## WORK REQUEST
Only lines with the word "frame" belong in the answer; copy them from the records below.

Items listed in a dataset
-----

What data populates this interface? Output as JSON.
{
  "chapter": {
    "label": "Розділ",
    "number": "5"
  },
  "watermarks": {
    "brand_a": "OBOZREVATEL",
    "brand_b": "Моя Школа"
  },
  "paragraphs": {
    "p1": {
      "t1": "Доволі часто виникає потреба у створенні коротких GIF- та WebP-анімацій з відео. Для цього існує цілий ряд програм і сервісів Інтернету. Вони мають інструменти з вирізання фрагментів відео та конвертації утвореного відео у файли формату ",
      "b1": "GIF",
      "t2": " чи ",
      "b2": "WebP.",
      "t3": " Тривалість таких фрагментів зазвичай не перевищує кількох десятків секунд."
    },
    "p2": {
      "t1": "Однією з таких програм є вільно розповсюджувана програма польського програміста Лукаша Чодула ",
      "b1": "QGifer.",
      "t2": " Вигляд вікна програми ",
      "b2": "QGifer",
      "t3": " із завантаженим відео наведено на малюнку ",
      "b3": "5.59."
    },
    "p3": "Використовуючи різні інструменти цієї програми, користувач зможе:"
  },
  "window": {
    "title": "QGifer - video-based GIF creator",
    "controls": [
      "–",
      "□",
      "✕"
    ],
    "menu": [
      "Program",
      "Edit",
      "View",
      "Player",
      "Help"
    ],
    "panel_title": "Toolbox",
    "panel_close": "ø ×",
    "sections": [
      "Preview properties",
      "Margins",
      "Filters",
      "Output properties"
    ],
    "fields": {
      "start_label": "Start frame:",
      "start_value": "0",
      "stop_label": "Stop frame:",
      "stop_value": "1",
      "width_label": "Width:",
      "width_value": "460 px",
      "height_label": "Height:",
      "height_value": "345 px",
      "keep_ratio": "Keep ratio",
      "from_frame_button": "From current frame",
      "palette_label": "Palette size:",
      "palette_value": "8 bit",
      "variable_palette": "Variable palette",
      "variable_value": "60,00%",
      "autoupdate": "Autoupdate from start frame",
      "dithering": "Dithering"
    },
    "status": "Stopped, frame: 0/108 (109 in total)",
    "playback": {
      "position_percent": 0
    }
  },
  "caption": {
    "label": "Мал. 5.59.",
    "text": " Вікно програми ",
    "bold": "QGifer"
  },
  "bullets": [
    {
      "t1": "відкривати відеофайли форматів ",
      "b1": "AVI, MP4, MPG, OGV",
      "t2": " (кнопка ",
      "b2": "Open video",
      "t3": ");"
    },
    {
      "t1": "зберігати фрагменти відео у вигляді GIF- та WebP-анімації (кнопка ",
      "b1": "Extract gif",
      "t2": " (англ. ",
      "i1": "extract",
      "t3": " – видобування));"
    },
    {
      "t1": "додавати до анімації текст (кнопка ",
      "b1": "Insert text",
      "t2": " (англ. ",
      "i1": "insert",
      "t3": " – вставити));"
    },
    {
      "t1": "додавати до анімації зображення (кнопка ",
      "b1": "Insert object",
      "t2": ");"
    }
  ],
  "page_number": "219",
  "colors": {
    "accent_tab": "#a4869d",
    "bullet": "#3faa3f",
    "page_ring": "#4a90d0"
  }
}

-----

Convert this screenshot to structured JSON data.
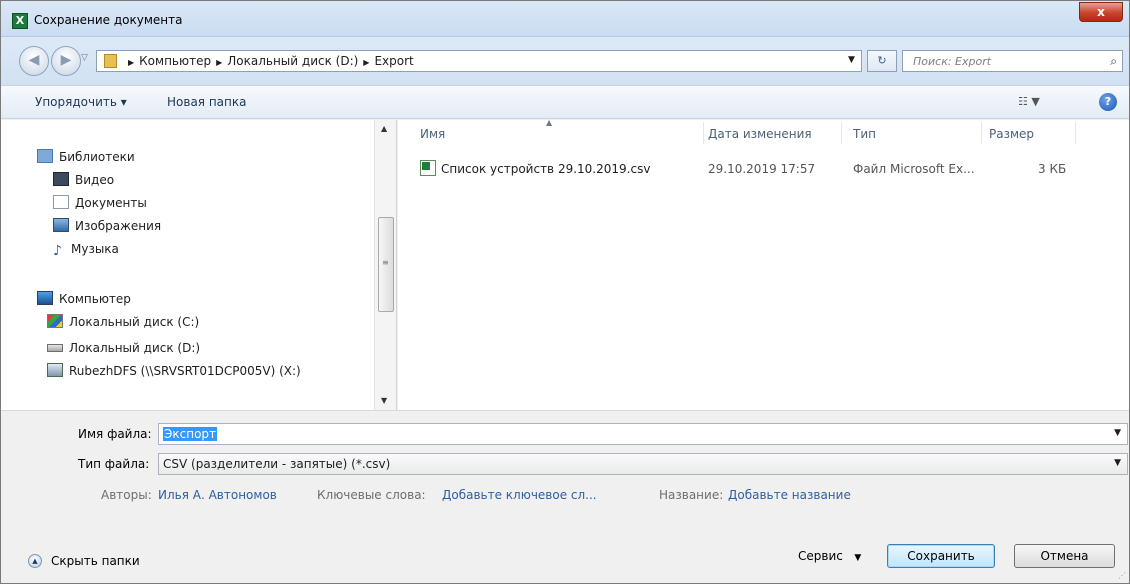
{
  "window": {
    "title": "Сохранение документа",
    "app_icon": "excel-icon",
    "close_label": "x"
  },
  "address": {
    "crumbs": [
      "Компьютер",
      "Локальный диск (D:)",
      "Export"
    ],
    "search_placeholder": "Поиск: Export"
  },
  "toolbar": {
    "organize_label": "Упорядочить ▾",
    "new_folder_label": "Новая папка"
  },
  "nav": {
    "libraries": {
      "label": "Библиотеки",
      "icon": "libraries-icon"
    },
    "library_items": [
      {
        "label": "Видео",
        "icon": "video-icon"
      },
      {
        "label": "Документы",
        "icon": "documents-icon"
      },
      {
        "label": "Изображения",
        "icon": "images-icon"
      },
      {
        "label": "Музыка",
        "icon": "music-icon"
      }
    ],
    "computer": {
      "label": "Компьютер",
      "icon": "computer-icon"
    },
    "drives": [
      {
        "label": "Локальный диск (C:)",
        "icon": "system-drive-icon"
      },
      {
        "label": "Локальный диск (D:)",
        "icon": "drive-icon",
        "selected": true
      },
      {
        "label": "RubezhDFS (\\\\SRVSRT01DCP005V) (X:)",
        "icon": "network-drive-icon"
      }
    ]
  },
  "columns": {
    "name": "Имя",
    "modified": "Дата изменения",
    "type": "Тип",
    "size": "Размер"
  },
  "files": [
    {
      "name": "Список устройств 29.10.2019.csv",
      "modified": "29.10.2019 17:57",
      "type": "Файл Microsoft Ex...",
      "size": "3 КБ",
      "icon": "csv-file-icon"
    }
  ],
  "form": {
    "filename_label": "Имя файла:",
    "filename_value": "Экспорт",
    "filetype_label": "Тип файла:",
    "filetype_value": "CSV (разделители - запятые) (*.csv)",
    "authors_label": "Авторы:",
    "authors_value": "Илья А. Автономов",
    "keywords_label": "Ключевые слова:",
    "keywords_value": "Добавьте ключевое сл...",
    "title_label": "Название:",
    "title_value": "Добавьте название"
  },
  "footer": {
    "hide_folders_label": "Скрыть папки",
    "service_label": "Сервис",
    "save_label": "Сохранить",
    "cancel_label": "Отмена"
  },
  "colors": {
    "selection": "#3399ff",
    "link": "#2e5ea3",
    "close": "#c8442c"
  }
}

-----

## ANSWER FOR THE TASK
      "start_label": "Start frame:",
      "stop_label": "Stop frame:",
      "from_frame_button": "From current frame",
      "autoupdate": "Autoupdate from start frame",
    "status": "Stopped, frame: 0/108 (109 in total)",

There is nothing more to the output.